“[The news] was perceived as very positive and without confirming anything, the market rallied 100 points on the news,” said Jason Weisberg, senior vice president at Seaport Securities.
Citing unnamed sources, Reuters reported that Greece agreed to a new five-year austerity plan with new tax hikes and spending cuts. That news immediately calmed some jitters about Europe’s debt crisis, and helped U.S. stocks regain some lost ground.
At the closing bell, the Dow Jones industrial average () was down only 59 points, or 0.5%, compared to much steeper losses of as much as 234 points earlier in the session.
The SP 500 () lost 3 points, or 0.3%. The Nasdaq Composite ( ) added 17 points, or 0.7%.
The Federal Reserve’s dim economic outlook put investors in a funk from the get-go Thursday morning. A weak initial claims report only exacerbated those jitters.
Later, an announcement that the government plans to tap into the Strategic Petroleum Reserve pummeled oil prices and the entire energy sector. The International Energy Agency said its 28 members would release 60 million barrels of oil, half of which will come from the SPR.
Crude oil for August delivery plunged 4.6%, settling at a four-month low of $91.02 a barrel.
Amid oil’s plunge, Wall Street’s fear gauge, the VIX (), spiked as much as 15% Thursday morning, before calming slightly in the afternoon.
Economy: Before the market opened, a report on initial claims brought disappointing news, showing 429,000 Americans filed for their first week of unemployment benefits last week.
That was far weaker than the 413,000 claims economists had expected and marked the 11th straight week that claims have been above 400,000.
Later in the morning, a report from the Census Department showed sales of new homes fell 2.1% in May, after rising for two months in a row, as the housing market continues to struggle.
Companies: Shares of Red Hat () added 3.5%, after the open source/cloud computing company reported better-than-expected first-quarter results and hiked its full-year forecast late Wednesday.

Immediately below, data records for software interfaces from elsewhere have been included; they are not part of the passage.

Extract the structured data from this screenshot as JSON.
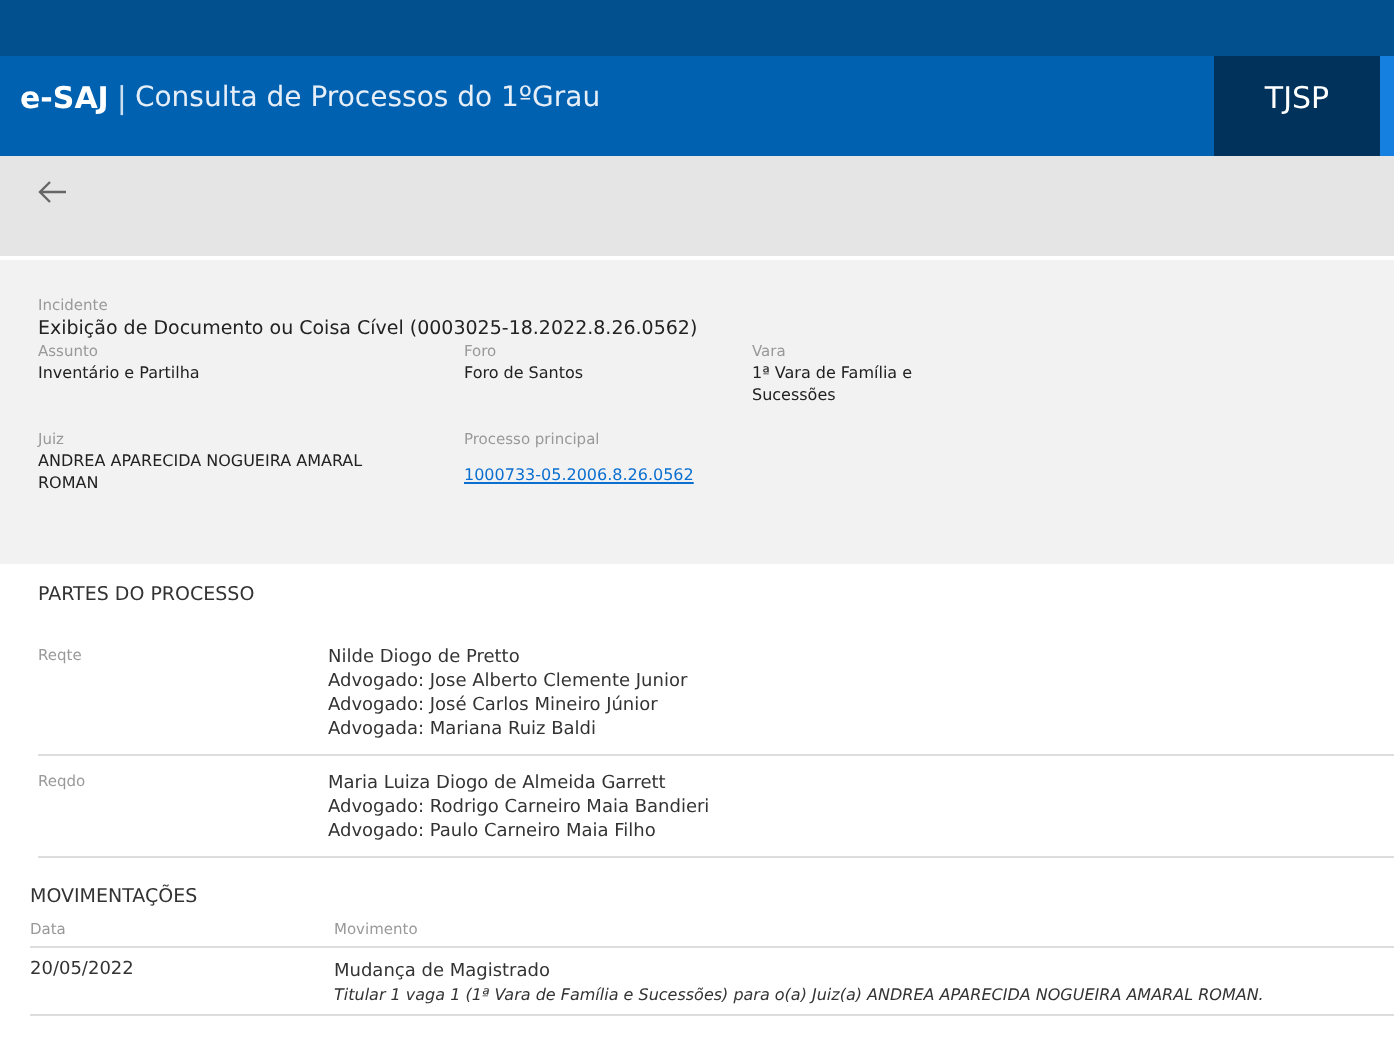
{
  "header": {
    "brand": "e-SAJ",
    "separator": "|",
    "title": "Consulta de Processos do 1ºGrau",
    "court": "TJSP"
  },
  "incidente": {
    "label": "Incidente",
    "value": "Exibição de Documento ou Coisa Cível (0003025-18.2022.8.26.0562)"
  },
  "fields": [
    {
      "label": "Assunto",
      "value": "Inventário e Partilha"
    },
    {
      "label": "Foro",
      "value": "Foro de Santos"
    },
    {
      "label": "Vara",
      "value": "1ª Vara de Família e Sucessões"
    },
    {
      "label": "Juiz",
      "value": "ANDREA APARECIDA NOGUEIRA AMARAL ROMAN"
    },
    {
      "label": "Processo principal",
      "value": "1000733-05.2006.8.26.0562",
      "kind": "link"
    }
  ],
  "partes": {
    "title": "PARTES DO PROCESSO",
    "rows": [
      {
        "role": "Reqte",
        "lines": [
          "Nilde Diogo de Pretto",
          "Advogado:  Jose Alberto Clemente Junior",
          "Advogado:  José Carlos Mineiro Júnior",
          "Advogada:  Mariana Ruiz Baldi"
        ]
      },
      {
        "role": "Reqdo",
        "lines": [
          "Maria Luiza Diogo de Almeida Garrett",
          "Advogado:  Rodrigo Carneiro Maia Bandieri",
          "Advogado:  Paulo Carneiro Maia Filho"
        ]
      }
    ]
  },
  "movimentacoes": {
    "title": "MOVIMENTAÇÕES",
    "columns": [
      "Data",
      "Movimento"
    ],
    "rows": [
      {
        "date": "20/05/2022",
        "title": "Mudança de Magistrado",
        "detail": "Titular 1 vaga 1 (1ª Vara de Família e Sucessões) para o(a) Juiz(a) ANDREA APARECIDA NOGUEIRA AMARAL ROMAN."
      }
    ]
  }
}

Pfizer (Fortune 500) and Bristol Myers Squibb ( , Fortune 500) released positive results from trials of its blood thinner, Eliquis, late Wednesday. Shares of Pfizer rose 1.8%, while shares of Bristol Myers Squibb climbed 5.7%.,
Homebuilder Lennar () released earnings results before the opening bell Thursday, posting a 65% drop in quarterly profit. But because that was better than investors had expected, shares rose 2.3%.
After the market close, software maker Oracle (Fortune 500) beat analysts’ estimates with earnings per share of 75 cents. But Oracle stock fell 5% in afterhours trading.,
HR Block () also beat the Street’s estimates with fourth quarter adjusted earnings per share of $2.20, although the tax preparation company announced it took a one-time charge of six cents per share related to legal fees.
Currencies and commodities: The dollar managed modest gains versus the euro, Japanese yen and the British pound.
Gold futures for August delivery fell $32.90, or 2.1%, to $1,520.50 an ounce. And silver prices sank 4.7% to $35 an ounce. Copper prices slid 1.2% and natural gas prices dropped 2%.
World markets: European stocks closed lower. Britain’s FTSE 100 slipped 1.7%, the DAX in Germany tumbled 1.8% and France’s CAC 40 dropped 2.3%.
In Asia, the Shanghai Composite ended up 1.5%, the Hang Seng in Hong Kong slid 0.5% and Japan’s Nikkei lost 0.3%.
Bonds: The price on the benchmark 10-year U.S. Treasury rose, pushing the yield down to 2.91% from 2.99% late Wednesday.